The low levels in Lake Mendocino are exacerbated, Jeane explains, because flood control precautions require the water agency to leave space in the reservoir in case of large amounts of rain, which reduces the already-small reservoir’s storage capacity.

Communities that rely on Lake Mendocino include Ukiah, Cloverdale, Geyserville, Healdsburg and unincorporated areas of Mendocino and Sonoma counties.

“Making reductions in water releases now could help prevent serious impacts in the future to endangered fish and to communities like Geyserville and Cloverdale,” said water agency Director Mike McGuire in a prepared statement. “Unfortunately, we must assume that the new year will be dry and plan accordingly.”

The water agency is also working closely with the National Marine Fisheries Service and California Department of Fish and Wildlife to make sure a reduced stream flow will not impact migrating and spawning coho, chinook and steelhead.

So far, chinook salmon have spawned in portions of river between Cloverdale and Ukiah, Jeane notes, and a team of biologists is regularly monitoring redds, the gravel beds in which eggs are deposited. Biologists and wildlife authorities have indicated that the water agency can reduce stream flows to lower levels without harming area fish. With numerous creeks dry, Jeane said, there may be an increase of fish spawning in the river.

While Sonoma’s water supply is more reliant on Lake Sonoma, which is three times larger in volume than Lake Mendocino and usually sees more rainfall, Jeane said conditions in that reservoir could worsen if the dry weather of 2013 carries over in 2014. If Lake Sonoma fell into “bad condition” at a low level, Jeane said, SCWA would activate a water shortage contingency plan as outlined in the reservoir’s permitting requirements. It would be mandatory at that point for all of SCWA’s water contractors to reduce water usage.

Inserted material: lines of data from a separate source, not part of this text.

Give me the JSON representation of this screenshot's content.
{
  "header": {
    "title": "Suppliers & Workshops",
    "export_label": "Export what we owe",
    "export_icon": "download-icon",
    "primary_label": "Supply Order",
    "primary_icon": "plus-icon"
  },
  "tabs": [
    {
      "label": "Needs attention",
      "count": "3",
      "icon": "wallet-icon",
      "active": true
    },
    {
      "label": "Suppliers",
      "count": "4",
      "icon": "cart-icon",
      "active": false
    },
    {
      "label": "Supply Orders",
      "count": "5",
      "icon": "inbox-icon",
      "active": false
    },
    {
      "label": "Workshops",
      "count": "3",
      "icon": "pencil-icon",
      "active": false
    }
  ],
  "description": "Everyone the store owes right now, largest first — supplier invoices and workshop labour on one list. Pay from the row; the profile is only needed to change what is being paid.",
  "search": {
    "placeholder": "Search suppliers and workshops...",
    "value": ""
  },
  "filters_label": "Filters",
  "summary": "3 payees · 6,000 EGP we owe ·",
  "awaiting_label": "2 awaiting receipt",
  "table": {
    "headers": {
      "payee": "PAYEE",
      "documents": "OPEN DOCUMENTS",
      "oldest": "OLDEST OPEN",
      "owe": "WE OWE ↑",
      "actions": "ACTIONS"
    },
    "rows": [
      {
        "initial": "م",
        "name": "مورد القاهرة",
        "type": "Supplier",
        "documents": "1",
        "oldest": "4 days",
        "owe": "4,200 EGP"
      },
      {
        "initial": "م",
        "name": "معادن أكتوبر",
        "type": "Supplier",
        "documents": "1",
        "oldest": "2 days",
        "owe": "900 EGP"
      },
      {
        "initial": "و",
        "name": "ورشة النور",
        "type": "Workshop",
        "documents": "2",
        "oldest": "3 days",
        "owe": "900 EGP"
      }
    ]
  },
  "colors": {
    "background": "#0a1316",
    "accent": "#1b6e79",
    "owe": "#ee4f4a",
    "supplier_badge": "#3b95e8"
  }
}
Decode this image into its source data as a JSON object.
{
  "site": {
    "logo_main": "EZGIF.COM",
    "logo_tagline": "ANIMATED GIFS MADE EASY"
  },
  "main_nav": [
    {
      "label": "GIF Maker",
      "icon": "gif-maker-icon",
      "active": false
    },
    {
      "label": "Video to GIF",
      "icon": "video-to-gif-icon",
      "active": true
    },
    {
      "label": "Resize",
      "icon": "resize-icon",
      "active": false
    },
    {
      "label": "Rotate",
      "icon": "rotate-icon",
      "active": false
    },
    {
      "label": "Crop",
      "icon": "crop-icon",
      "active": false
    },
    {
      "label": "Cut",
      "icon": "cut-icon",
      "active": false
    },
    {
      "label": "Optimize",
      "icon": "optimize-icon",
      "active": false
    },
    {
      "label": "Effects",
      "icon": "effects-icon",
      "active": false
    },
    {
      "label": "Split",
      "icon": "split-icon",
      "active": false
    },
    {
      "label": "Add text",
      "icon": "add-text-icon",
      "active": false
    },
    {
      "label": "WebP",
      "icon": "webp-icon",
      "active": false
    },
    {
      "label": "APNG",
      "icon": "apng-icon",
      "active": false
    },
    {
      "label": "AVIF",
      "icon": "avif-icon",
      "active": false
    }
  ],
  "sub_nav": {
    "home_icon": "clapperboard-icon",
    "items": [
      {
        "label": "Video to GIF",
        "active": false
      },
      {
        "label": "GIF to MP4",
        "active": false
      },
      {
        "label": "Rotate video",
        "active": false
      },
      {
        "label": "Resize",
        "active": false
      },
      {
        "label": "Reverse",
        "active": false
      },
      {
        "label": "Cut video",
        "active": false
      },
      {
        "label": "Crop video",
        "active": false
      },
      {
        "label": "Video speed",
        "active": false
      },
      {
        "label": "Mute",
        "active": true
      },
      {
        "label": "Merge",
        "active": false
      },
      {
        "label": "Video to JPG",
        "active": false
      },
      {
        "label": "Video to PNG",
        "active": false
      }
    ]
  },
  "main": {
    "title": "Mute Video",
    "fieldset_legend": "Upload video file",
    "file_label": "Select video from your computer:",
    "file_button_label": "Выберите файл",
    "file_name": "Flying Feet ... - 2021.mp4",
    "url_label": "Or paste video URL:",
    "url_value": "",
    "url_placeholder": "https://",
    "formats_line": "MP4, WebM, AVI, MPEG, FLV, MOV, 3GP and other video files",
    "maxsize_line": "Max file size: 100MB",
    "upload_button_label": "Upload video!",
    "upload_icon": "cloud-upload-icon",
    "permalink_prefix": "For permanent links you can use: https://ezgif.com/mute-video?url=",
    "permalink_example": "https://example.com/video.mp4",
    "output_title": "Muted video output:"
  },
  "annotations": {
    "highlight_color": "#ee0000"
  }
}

Jeane said the order places a requirement on SCWA, but not on surrounding municipalities with water rights, which makes water conservation and awareness of water shortage of utmost importance.

Jeane and the water agency are urging people to reduce water usage, watering every other day or ceasing lawn watering altogether right now. Through its Sonoma-Marin Water Savings Partnership, the water agency aims to promote conservation.

“My biggest concern is, if we don’t get any rain, what that is going to do to the area,” Jeane said. “It’s going to take some very big storms to even get some run off, so we really need people to be super cognizant of water use right now.”

A list of water conservation tips, programs and rebates is available at savingwaterpartnership.org. For more information on the water agency and its projects, go to sonomacountywater.org.